What you have to do: Select every line below containing the word "icon".
Segment Start: Data listing
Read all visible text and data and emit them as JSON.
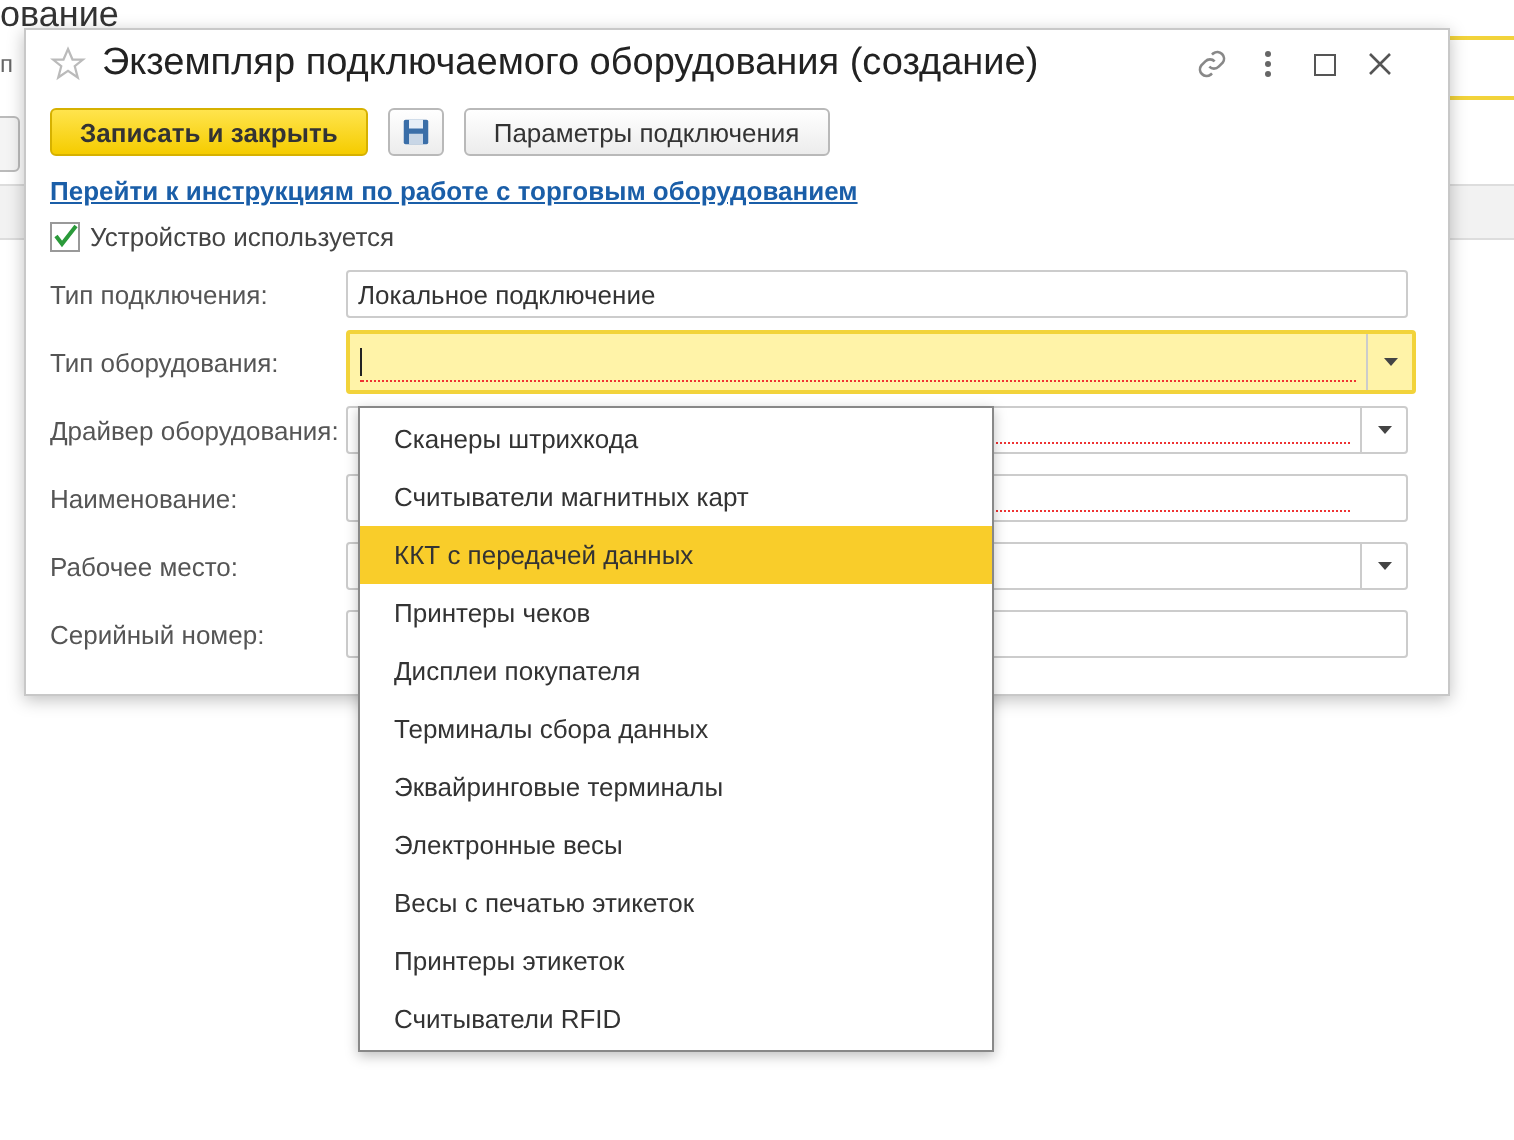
{
  "background": {
    "heading": "ование",
    "field_label": "п"
  },
  "dialog": {
    "title": "Экземпляр подключаемого оборудования (создание)"
  },
  "buttons": [
    {
      "kind": "primary",
      "label": "Записать и закрыть"
    },
    {
      "kind": "save"
    },
    {
      "kind": "default",
      "label": "Параметры подключения"
    }
  ],
  "link": "Перейти к инструкциям по работе с торговым оборудованием",
  "checkbox": {
    "label": "Устройство используется",
    "checked": true
  },
  "fields": [
    {
      "label": "Тип подключения:",
      "kind": "text",
      "value": "Локальное подключение",
      "focused": false,
      "required": false
    },
    {
      "label": "Тип оборудования:",
      "kind": "dropdown",
      "focused": true,
      "required": true
    },
    {
      "label": "Драйвер оборудования:",
      "kind": "dropdown",
      "focused": false,
      "required": true
    },
    {
      "label": "Наименование:",
      "kind": "text",
      "focused": false,
      "required": true
    },
    {
      "label": "Рабочее место:",
      "kind": "dropdown",
      "focused": false,
      "required": false
    },
    {
      "label": "Серийный номер:",
      "kind": "text",
      "focused": false,
      "required": false
    }
  ],
  "dropdown_list": [
    {
      "label": "Сканеры штрихкода",
      "selected": false
    },
    {
      "label": "Считыватели магнитных карт",
      "selected": false
    },
    {
      "label": "ККТ с передачей данных",
      "selected": true
    },
    {
      "label": "Принтеры чеков",
      "selected": false
    },
    {
      "label": "Дисплеи покупателя",
      "selected": false
    },
    {
      "label": "Терминалы сбора данных",
      "selected": false
    },
    {
      "label": "Эквайринговые терминалы",
      "selected": false
    },
    {
      "label": "Электронные весы",
      "selected": false
    },
    {
      "label": "Весы с печатью этикеток",
      "selected": false
    },
    {
      "label": "Принтеры этикеток",
      "selected": false
    },
    {
      "label": "Считыватели RFID",
      "selected": false
    }
  ]
}
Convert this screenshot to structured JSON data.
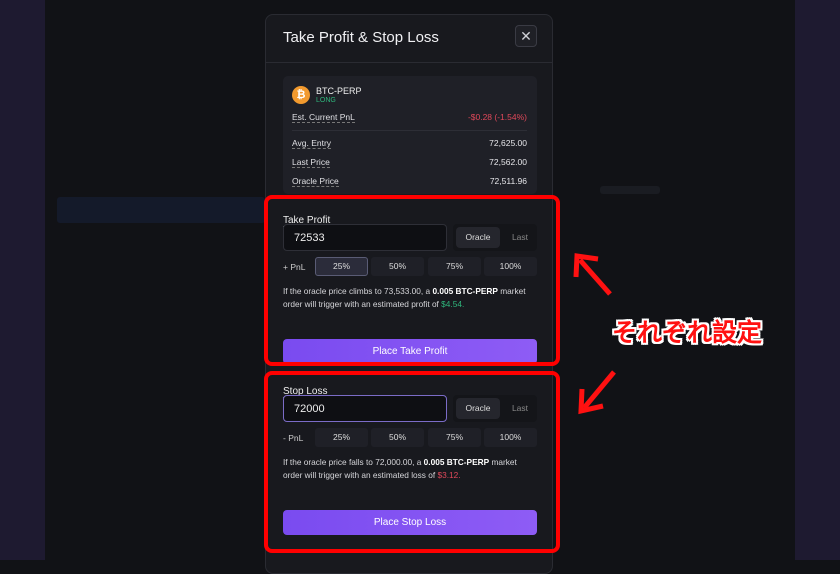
{
  "modal": {
    "title": "Take Profit & Stop Loss",
    "close_icon": "close-icon",
    "position": {
      "symbol": "BTC-PERP",
      "side": "LONG",
      "coin_icon": "bitcoin-icon",
      "pnl_label": "Est. Current PnL",
      "pnl_value": "-$0.28 (-1.54%)",
      "rows": [
        {
          "label": "Avg. Entry",
          "value": "72,625.00"
        },
        {
          "label": "Last Price",
          "value": "72,562.00"
        },
        {
          "label": "Oracle Price",
          "value": "72,511.96"
        }
      ]
    },
    "take_profit": {
      "label": "Take Profit",
      "value": "72533",
      "price_sources": [
        "Oracle",
        "Last"
      ],
      "selected_source": "Oracle",
      "pnl_label": "+ PnL",
      "pnl_options": [
        "25%",
        "50%",
        "75%",
        "100%"
      ],
      "selected_pnl": "25%",
      "desc_pre": "If the oracle price climbs to 73,533.00, a ",
      "desc_bold1": "0.005 BTC-PERP",
      "desc_mid": " market order will trigger with an estimated profit of ",
      "desc_amount": "$4.54",
      "button": "Place Take Profit"
    },
    "stop_loss": {
      "label": "Stop Loss",
      "value": "72000",
      "price_sources": [
        "Oracle",
        "Last"
      ],
      "selected_source": "Oracle",
      "pnl_label": "- PnL",
      "pnl_options": [
        "25%",
        "50%",
        "75%",
        "100%"
      ],
      "desc_pre": "If the oracle price falls to 72,000.00, a ",
      "desc_bold1": "0.005 BTC-PERP",
      "desc_mid": " market order will trigger with an estimated loss of ",
      "desc_amount": "$3.12",
      "button": "Place Stop Loss"
    }
  },
  "annotation": {
    "text": "それぞれ設定",
    "color": "#ff0000"
  },
  "colors": {
    "accent": "#7a4bf0",
    "profit": "#2fb67c",
    "loss": "#e0485a"
  }
}
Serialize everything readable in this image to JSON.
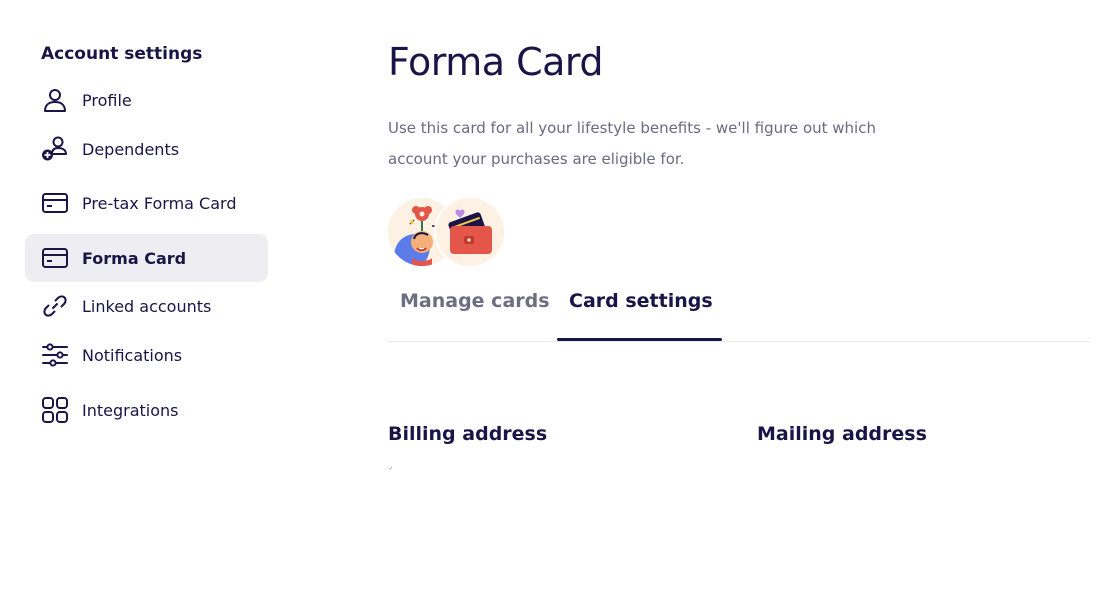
{
  "sidebar": {
    "title": "Account settings",
    "items": [
      {
        "label": "Profile",
        "icon": "person-icon"
      },
      {
        "label": "Dependents",
        "icon": "add-person-icon"
      },
      {
        "label": "Pre-tax Forma Card",
        "icon": "card-icon"
      },
      {
        "label": "Forma Card",
        "icon": "card-icon",
        "active": true
      },
      {
        "label": "Linked accounts",
        "icon": "link-icon"
      },
      {
        "label": "Notifications",
        "icon": "sliders-icon"
      },
      {
        "label": "Integrations",
        "icon": "grid-icon"
      }
    ]
  },
  "main": {
    "title": "Forma Card",
    "description": "Use this card for all your lifestyle benefits - we'll figure out which account your purchases are eligible for.",
    "tabs": [
      {
        "label": "Manage cards",
        "active": false
      },
      {
        "label": "Card settings",
        "active": true
      }
    ],
    "billing_heading": "Billing address",
    "mailing_heading": "Mailing address"
  },
  "colors": {
    "text_primary": "#1b1547",
    "text_secondary": "#6b6a80",
    "active_bg": "#eeeef2",
    "illustration_bg": "#fdf1e4",
    "accent_red": "#e4564a",
    "accent_blue": "#5b7ce8"
  }
}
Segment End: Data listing
Task response:
    "close_icon": "close-icon",
      "coin_icon": "bitcoin-icon",
        "icon": "person-icon"
        "icon": "add-person-icon"
        "icon": "card-icon"
        "icon": "card-icon",
        "icon": "link-icon"
        "icon": "sliders-icon"
        "icon": "grid-icon"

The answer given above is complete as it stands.